He was an incredible man with an enormous heart and a deep love for his family and for music. Seeing him side-stage bouncing up and down as Mastodon played Central Park in New York City is an image I'll never forget. When he got sick, he would send an email every week to his circle always giving updates, good or bad, and he would always sign off, "Your reluctant warrior, Eddie Merrigan." And the message I got from that family member was, "We lost our reluctant hero." So I knew that was the title of the song because the music itself was triumphant in a dark way and it seemed to fit. When I told the guys the title, they all liked it and then someone said we should call the record that.
YOU'VE GOT THREE ACTIVE BANDS: MASTODON, GONE IS GONE AND KILLER BE KILLED. DO YOU FEEL LIKE BEING INVOLVED IN MULTIPLE PROJECTS IS AN ARTISTIC NECESSITY FOR YOU?
Yeah. It also ties in with our livelihoods and our relationships. On the one hand, I'm fortunate enough to have been full time in Mastodon for 20 years now. That alone is enough to keep me happy and occupied. However, like many other artists, I have a lot of other material I'd still like to get out and other ideas I'd like to collaborate on. I have more to say, more to contribute to the musical world. And I'm fortunate enough to have found people to do that with. So as long as I'm not spreading myself so thin that I lose my family and my house, I think it's extremely healthy and important. Because when I come back from any writing or recording session that Killer Be Killed has had over the last four years, I return even more rejuvenated and refreshed and ready to attack the next thing with more vigor.

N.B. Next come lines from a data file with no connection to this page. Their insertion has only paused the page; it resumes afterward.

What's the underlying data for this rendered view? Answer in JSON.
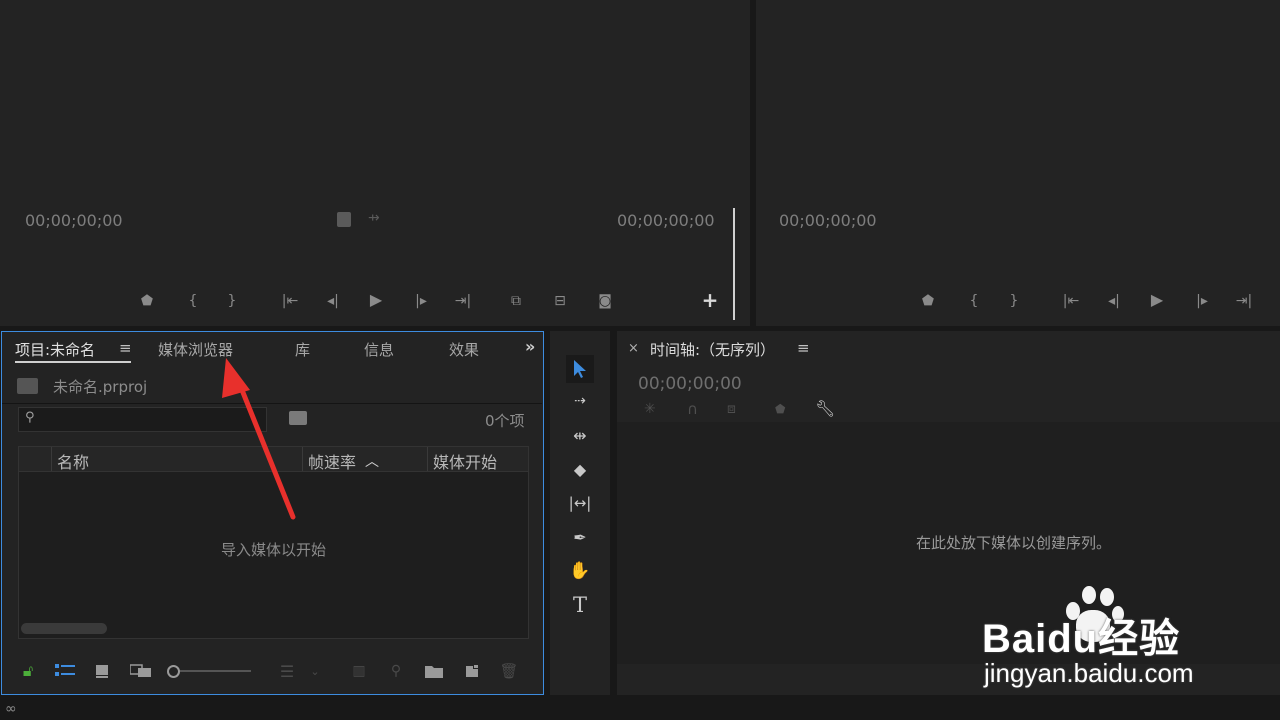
{
  "source_monitor": {
    "timecode_left": "00;00;00;00",
    "timecode_right": "00;00;00;00"
  },
  "program_monitor": {
    "timecode_left": "00;00;00;00"
  },
  "project_panel": {
    "tabs": [
      {
        "label": "项目:未命名"
      },
      {
        "label": "媒体浏览器"
      },
      {
        "label": "库"
      },
      {
        "label": "信息"
      },
      {
        "label": "效果"
      }
    ],
    "file_name": "未命名.prproj",
    "search": {
      "value": "",
      "placeholder": ""
    },
    "item_count": "0个项",
    "columns": {
      "name": "名称",
      "frame_rate": "帧速率",
      "media_start": "媒体开始"
    },
    "empty_message": "导入媒体以开始"
  },
  "timeline_panel": {
    "title": "时间轴:（无序列）",
    "timecode": "00;00;00;00",
    "empty_message": "在此处放下媒体以创建序列。"
  },
  "watermark": {
    "brand": "Baidu经验",
    "url": "jingyan.baidu.com"
  },
  "colors": {
    "accent_blue": "#3d8cdf",
    "arrow_red": "#e8302c",
    "lock_green": "#4caf3a"
  }
}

It keeps fueling the fire and I think it contributes to making me a more well-rounded musician and bandmate — I hope.
THE TERM THAT INEVITABLY COMES UP WHEN PEOPLE TALK ABOUT KBK IS "SUPERGROUP." YOU'RE OBVIOUSLY NOT A STRANGER TO IT WITH GONE IS GONE, BUT HOW DO YOU FEEL ABOUT THAT TERM?
I get it. It's like … I've never thought of Mastodon as just a metal band, but when I go to Amoeba Records, there we are in the metal section. But I would never walk around and publicly say that we are "super." [Laughs] To me, that's kinda like the idea of, 'These guys think they're a little better than you.' I do think that we're super, but I wouldn't want that to be the big pullout quote in the magazine, you know? But I get it in the sense that our individual names are bigger than this band, I suppose. But I don't prefer it. Then again, this band wouldn't exist if we hadn't shared the stage so many times together in our other bands.